It’s easy to empathize with Michael Leighton.
After all, it seems like he’s a victim of bad timing – or the eternal state of upheaval that is the Philadelphia Flyers’ goalie positions – more than anything else. After securing a new two-year, $3 million contract thanks to his stunning run to the Stanley Cup finals, the former Carolina Hurricanes product required off-season surgery in September.
That injury cleared the way for the unexpected rise of rookie Sergei Bobrovsky, who just recently seems to be on his way back to Earth (not surprisingly, this began around the time Chris Pronger went on the injured reserve). With a backup who ranges from passable to brilliant in Brian Boucher, the Flyers decided to place Leighton on waivers thanks to their perilous salary cap situation.
Tim Panaccio reports that the big goalie cleared waivers today while Sam Carchidi writes that he was seen “appearing upset” as he packed his bags, being that he is primed to join the the Adirondack Phantoms once again. Many thought that the New York Islanders would decide to pick him up on waivers after Rick DiPietro left Monday’s game against the Calgary Flames with an injury, but that did not come to pass.
Travis Hughes of the Flyers blog Broadstreet Hockey fills in the details regarding Leighton’s future (and lack thereof with Philadelphia).
Leighton will still get paid his full salary, but he’s removed from the Flyers’ capped payroll. With Erik Gustafsson back on the Phantoms, and assuming Leighton is officially assigned before 5 p.m. today, the Flyers are actually just barely under the salary cap by $4,262 per day, according to our Geoff Detweiler.
Leighton cannot be called up to the Flyers without being subject to re-entry waivers, which in a nutshell means he likely won’t ever be a Flyer again (until three seasons from now when the claim him on waivers again…). The only way, it seems, for him to make it back to the Flyers would be during training camp next year when waivers do not apply. That is, if he’s not traded or claimed in re-entry or retired because the Phantoms make him miserable before then.
With the start of the regular season just around the corner, it looks like Robby Fabbri will not only make his NHL debut on Thursday, but also get meaningful minutes.
During Sunday’s practice the 19-year-old forward played alongside Jori Lehtera and Jaden Schwartz. Nothing is set in stone, but that combination did gel.
“I think we want to look at what the combinations look like now rather than do it at the start of the season,” Blues coach Ken Hitchcock told the St. Louis Post-Dispatch. “We’re looking at a hard match line and we’re also looking at taking advantage of speed and skill off the rush.
“I really liked what I saw today. I really liked Lehtera’s line, they looked very dynamic off the rush.”

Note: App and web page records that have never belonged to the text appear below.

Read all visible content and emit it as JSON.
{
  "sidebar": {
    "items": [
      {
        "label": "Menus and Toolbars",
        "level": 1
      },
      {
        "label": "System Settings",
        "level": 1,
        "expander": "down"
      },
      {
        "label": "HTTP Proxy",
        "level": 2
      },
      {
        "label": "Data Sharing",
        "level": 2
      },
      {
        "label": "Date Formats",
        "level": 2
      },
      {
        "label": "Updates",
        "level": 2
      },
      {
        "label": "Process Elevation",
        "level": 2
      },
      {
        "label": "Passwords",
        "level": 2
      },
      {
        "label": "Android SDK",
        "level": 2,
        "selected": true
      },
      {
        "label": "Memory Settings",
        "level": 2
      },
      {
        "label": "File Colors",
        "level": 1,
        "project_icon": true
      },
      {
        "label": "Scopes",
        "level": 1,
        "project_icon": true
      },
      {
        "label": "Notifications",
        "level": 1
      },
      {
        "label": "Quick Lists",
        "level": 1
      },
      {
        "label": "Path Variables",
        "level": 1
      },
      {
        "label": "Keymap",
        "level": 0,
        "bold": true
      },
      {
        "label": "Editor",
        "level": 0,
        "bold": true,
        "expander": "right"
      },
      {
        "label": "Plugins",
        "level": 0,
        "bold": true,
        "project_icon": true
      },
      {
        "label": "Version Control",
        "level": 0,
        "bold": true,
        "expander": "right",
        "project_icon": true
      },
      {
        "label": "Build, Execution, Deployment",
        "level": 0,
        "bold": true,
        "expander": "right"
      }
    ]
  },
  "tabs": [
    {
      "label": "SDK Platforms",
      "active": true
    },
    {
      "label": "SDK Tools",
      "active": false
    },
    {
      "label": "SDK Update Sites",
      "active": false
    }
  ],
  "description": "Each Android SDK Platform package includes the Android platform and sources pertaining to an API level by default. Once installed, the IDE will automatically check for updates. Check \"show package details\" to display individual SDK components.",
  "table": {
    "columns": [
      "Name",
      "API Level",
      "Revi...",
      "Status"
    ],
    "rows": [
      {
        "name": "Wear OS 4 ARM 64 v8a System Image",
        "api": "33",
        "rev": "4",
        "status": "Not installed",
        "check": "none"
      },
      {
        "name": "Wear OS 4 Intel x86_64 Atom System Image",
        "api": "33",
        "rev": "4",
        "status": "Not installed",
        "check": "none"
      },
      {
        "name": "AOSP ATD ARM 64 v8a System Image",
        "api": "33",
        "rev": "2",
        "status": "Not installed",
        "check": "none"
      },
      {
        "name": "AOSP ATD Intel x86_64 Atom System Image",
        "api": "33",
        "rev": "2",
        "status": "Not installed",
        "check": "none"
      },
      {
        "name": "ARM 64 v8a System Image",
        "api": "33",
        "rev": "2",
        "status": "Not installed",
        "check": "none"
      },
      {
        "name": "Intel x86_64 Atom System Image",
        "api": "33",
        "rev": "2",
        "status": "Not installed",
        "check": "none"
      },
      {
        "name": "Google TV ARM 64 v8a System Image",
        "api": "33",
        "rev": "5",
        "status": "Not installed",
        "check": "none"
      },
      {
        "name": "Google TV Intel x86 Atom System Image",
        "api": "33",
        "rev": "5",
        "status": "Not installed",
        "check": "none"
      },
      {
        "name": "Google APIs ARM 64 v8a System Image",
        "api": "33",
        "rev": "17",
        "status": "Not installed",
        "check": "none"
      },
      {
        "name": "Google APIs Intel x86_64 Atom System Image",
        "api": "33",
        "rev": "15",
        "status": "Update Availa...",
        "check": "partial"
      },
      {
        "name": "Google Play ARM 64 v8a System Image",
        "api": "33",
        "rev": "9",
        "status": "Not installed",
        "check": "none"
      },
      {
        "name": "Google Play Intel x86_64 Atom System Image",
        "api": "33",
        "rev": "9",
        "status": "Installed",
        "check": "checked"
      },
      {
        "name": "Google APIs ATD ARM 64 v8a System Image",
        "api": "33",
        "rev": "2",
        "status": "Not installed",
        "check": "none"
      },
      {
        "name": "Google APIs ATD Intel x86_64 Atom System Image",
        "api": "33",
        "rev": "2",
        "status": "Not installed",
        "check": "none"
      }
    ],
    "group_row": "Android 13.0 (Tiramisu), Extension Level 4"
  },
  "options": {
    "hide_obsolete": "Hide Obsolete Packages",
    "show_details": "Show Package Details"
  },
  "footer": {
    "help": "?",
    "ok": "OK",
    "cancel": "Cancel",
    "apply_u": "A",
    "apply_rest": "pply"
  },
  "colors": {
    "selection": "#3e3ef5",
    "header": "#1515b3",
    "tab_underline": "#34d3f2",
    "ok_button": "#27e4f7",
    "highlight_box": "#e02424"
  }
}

The top line of Alexander Steen, Paul Stastny, and Vladimir Tarasenko seems like a good bet to play together for the time being. Jori Lehtera and Jaden Schwartz will stick together on the second line while Dmitrij Jaskin and David Backes can expect to be regular partners on the third unit. The X-factors will be Fabbri and Troy Brouwer as Hitchcock has left the door open to alternating between the two of them on the second and third line depending on the opponent.
Fabbri was taken with the 21st overall pick in the 2014 NHL Entry Draft and is looking to make the leap after a brief stint in the AHL last season. At the OHL level, he’s been a dominate force with the Guelph Storm, scoring 25 goals and 51 points in 30 games in 2014-15.
Will Artem Panarin‘s overwhelming success in the KHL translate to North America? The 23-year-old forward has a lot to prove, but his first big test was a success.
Playing on a line with Patrick Kane and Artem Anisimov, Panarin made his preseason debut in Chicago’s finale on Saturday. He registered two assists while giving his teammates reason to be optimistic about him.
“For not being on the ice he looks really relaxed. He’s great with the puck, has nice moves and I think we’ll see a lot of this,” Marian Hossa told CSN Chicago. “He has unbelievable skill. People here in Chicago are going to have a good time watching this guy dangling.”
Blackhawks coach Joel Quenneville was impressed by Panarin as well and liked that line as a whole.
The fact that the trio seemed to hit it off quickly has to come as a relief after an upper-body injury prevented Panarin from getting the most out of this year’s training camp. At the end of the day though, the fact that he was able to at least get in one preseason contest is a big silver lining. How smoothly his adjustment goes from here is still a big X-factor, but at least now he’s going into the regular season with a better idea of what to expect.
Panarin is attempting to establish himself in the NHL after leading the KHL’s SKA St. Petersburg to a championship last year. He was the team’s scoring leader, topping ex-NHL star Ilya Kovalchuk.